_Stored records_
--- START ---

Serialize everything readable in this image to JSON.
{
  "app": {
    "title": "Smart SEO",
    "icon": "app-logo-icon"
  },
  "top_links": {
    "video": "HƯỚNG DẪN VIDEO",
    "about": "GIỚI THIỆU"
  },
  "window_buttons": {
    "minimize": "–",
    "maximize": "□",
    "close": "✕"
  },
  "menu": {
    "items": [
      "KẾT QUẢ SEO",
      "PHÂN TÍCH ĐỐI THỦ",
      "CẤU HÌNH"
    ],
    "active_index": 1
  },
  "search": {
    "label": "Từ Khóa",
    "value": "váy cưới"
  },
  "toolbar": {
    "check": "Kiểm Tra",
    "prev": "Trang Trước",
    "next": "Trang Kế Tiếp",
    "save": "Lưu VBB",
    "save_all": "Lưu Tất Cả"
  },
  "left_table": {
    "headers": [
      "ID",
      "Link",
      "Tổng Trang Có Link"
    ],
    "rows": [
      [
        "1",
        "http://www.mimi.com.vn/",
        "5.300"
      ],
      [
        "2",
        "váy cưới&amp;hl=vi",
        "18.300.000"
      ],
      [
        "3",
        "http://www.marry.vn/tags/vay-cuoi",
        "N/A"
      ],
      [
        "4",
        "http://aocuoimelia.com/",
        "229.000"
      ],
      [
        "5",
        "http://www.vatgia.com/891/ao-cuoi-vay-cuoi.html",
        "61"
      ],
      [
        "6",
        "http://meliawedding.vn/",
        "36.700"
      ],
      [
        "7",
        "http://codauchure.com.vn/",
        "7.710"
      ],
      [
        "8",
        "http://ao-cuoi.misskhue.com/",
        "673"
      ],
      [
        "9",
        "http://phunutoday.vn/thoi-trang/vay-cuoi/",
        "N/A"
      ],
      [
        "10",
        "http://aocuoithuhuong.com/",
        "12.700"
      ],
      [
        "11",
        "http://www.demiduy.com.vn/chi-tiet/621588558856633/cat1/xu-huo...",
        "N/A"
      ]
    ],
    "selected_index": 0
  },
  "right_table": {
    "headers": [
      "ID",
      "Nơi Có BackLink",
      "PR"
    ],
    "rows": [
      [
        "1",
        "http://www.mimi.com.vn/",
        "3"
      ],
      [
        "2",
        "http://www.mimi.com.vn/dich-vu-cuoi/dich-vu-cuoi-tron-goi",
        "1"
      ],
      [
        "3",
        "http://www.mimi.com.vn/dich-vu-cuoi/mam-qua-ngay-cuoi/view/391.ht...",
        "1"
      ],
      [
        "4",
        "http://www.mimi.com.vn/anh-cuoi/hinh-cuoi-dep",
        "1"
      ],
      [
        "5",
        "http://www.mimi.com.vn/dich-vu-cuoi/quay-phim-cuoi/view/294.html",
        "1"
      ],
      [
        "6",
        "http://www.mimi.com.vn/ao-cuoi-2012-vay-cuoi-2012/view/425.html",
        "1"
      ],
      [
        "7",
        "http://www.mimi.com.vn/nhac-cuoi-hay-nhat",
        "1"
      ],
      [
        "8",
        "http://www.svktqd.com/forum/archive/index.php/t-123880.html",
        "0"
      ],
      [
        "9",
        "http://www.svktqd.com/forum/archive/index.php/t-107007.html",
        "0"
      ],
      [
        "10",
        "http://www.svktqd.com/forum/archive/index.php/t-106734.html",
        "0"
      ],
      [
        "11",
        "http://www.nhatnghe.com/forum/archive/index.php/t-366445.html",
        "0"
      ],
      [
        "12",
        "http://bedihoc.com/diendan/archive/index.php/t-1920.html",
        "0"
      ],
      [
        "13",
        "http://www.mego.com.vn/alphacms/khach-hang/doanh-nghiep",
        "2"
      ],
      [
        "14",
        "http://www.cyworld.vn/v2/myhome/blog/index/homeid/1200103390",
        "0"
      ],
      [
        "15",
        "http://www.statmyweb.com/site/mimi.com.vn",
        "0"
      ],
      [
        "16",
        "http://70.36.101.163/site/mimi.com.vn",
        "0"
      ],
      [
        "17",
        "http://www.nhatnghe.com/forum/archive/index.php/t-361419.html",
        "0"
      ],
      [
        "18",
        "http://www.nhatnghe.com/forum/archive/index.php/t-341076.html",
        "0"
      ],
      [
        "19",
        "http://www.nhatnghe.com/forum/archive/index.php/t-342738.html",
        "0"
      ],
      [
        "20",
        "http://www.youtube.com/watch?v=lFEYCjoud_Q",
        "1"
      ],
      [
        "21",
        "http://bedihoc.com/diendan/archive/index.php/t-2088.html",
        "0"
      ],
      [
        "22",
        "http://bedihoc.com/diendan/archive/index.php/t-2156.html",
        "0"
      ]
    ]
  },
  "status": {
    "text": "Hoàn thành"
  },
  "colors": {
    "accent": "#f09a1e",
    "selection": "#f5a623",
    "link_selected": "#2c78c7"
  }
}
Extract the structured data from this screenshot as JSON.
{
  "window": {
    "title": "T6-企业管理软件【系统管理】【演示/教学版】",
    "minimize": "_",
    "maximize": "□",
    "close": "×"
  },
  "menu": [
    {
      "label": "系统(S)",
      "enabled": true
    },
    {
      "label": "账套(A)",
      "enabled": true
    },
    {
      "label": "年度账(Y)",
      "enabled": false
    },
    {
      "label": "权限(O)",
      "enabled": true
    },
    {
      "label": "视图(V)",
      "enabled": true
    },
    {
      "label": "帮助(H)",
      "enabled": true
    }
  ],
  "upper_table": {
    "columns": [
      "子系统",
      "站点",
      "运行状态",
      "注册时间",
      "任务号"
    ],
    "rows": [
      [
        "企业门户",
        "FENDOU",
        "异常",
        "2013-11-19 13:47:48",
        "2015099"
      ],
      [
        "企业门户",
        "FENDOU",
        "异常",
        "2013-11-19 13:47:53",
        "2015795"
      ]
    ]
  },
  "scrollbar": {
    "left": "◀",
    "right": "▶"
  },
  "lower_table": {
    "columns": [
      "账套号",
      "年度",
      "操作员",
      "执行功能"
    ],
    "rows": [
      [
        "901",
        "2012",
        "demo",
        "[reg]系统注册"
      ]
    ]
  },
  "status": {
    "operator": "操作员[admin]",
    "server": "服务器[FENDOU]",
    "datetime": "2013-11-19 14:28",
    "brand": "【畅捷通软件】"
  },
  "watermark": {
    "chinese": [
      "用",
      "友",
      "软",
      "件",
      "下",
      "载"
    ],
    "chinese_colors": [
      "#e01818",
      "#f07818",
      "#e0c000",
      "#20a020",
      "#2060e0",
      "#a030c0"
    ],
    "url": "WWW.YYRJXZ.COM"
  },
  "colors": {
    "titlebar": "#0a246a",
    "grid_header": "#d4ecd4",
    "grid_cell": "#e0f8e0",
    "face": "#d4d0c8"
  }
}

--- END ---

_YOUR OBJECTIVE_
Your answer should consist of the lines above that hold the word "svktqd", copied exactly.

_WRITTEN RESPONSE_
        "http://www.svktqd.com/forum/archive/index.php/t-123880.html",
        "http://www.svktqd.com/forum/archive/index.php/t-107007.html",
        "http://www.svktqd.com/forum/archive/index.php/t-106734.html",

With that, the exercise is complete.